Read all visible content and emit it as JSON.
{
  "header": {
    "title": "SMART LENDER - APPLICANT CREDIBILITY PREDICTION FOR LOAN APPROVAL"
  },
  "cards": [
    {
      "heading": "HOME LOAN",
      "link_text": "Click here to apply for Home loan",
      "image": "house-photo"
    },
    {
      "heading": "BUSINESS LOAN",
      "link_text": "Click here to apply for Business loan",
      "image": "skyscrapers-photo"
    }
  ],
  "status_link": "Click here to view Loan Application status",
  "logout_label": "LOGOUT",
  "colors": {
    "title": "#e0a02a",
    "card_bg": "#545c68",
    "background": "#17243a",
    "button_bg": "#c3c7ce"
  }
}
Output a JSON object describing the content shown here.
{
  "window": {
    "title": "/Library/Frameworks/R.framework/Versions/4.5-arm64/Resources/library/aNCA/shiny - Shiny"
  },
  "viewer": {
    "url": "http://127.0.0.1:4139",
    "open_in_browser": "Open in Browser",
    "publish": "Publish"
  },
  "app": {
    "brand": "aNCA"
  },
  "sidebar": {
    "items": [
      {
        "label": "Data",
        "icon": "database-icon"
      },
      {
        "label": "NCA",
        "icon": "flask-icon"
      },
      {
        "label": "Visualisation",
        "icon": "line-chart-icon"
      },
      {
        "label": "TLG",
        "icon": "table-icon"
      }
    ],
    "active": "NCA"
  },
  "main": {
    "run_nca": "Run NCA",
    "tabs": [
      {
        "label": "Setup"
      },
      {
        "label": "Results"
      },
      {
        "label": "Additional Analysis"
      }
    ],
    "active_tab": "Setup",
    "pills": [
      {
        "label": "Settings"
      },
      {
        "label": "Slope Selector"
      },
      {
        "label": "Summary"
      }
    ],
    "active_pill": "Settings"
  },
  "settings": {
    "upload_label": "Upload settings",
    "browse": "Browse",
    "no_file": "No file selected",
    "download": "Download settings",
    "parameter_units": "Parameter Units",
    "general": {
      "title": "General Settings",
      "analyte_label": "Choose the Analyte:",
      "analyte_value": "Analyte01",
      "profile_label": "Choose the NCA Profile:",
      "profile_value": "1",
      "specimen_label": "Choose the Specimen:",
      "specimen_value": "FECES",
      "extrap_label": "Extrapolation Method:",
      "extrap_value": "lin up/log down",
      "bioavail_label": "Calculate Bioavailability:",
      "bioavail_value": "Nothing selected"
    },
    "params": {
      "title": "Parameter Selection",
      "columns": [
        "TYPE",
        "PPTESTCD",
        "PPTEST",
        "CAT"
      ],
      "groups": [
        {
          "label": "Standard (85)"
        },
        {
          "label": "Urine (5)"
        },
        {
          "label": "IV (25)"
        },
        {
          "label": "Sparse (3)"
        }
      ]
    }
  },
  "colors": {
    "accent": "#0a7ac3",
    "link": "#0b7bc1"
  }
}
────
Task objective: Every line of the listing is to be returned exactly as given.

Task result:
Read all visible content and emit it as JSON.
{
  "header": {
    "title": "SMART LENDER - APPLICANT CREDIBILITY PREDICTION FOR LOAN APPROVAL"
  },
  "cards": [
    {
      "heading": "HOME LOAN",
      "link_text": "Click here to apply for Home loan",
      "image": "house-photo"
    },
    {
      "heading": "BUSINESS LOAN",
      "link_text": "Click here to apply for Business loan",
      "image": "skyscrapers-photo"
    }
  ],
  "status_link": "Click here to view Loan Application status",
  "logout_label": "LOGOUT",
  "colors": {
    "title": "#e0a02a",
    "card_bg": "#545c68",
    "background": "#17243a",
    "button_bg": "#c3c7ce"
  }
}
Output a JSON object describing the content shown here.
{
  "window": {
    "title": "/Library/Frameworks/R.framework/Versions/4.5-arm64/Resources/library/aNCA/shiny - Shiny"
  },
  "viewer": {
    "url": "http://127.0.0.1:4139",
    "open_in_browser": "Open in Browser",
    "publish": "Publish"
  },
  "app": {
    "brand": "aNCA"
  },
  "sidebar": {
    "items": [
      {
        "label": "Data",
        "icon": "database-icon"
      },
      {
        "label": "NCA",
        "icon": "flask-icon"
      },
      {
        "label": "Visualisation",
        "icon": "line-chart-icon"
      },
      {
        "label": "TLG",
        "icon": "table-icon"
      }
    ],
    "active": "NCA"
  },
  "main": {
    "run_nca": "Run NCA",
    "tabs": [
      {
        "label": "Setup"
      },
      {
        "label": "Results"
      },
      {
        "label": "Additional Analysis"
      }
    ],
    "active_tab": "Setup",
    "pills": [
      {
        "label": "Settings"
      },
      {
        "label": "Slope Selector"
      },
      {
        "label": "Summary"
      }
    ],
    "active_pill": "Settings"
  },
  "settings": {
    "upload_label": "Upload settings",
    "browse": "Browse",
    "no_file": "No file selected",
    "download": "Download settings",
    "parameter_units": "Parameter Units",
    "general": {
      "title": "General Settings",
      "analyte_label": "Choose the Analyte:",
      "analyte_value": "Analyte01",
      "profile_label": "Choose the NCA Profile:",
      "profile_value": "1",
      "specimen_label": "Choose the Specimen:",
      "specimen_value": "FECES",
      "extrap_label": "Extrapolation Method:",
      "extrap_value": "lin up/log down",
      "bioavail_label": "Calculate Bioavailability:",
      "bioavail_value": "Nothing selected"
    },
    "params": {
      "title": "Parameter Selection",
      "columns": [
        "TYPE",
        "PPTESTCD",
        "PPTEST",
        "CAT"
      ],
      "groups": [
        {
          "label": "Standard (85)"
        },
        {
          "label": "Urine (5)"
        },
        {
          "label": "IV (25)"
        },
        {
          "label": "Sparse (3)"
        }
      ]
    }
  },
  "colors": {
    "accent": "#0a7ac3",
    "link": "#0b7bc1"
  }
}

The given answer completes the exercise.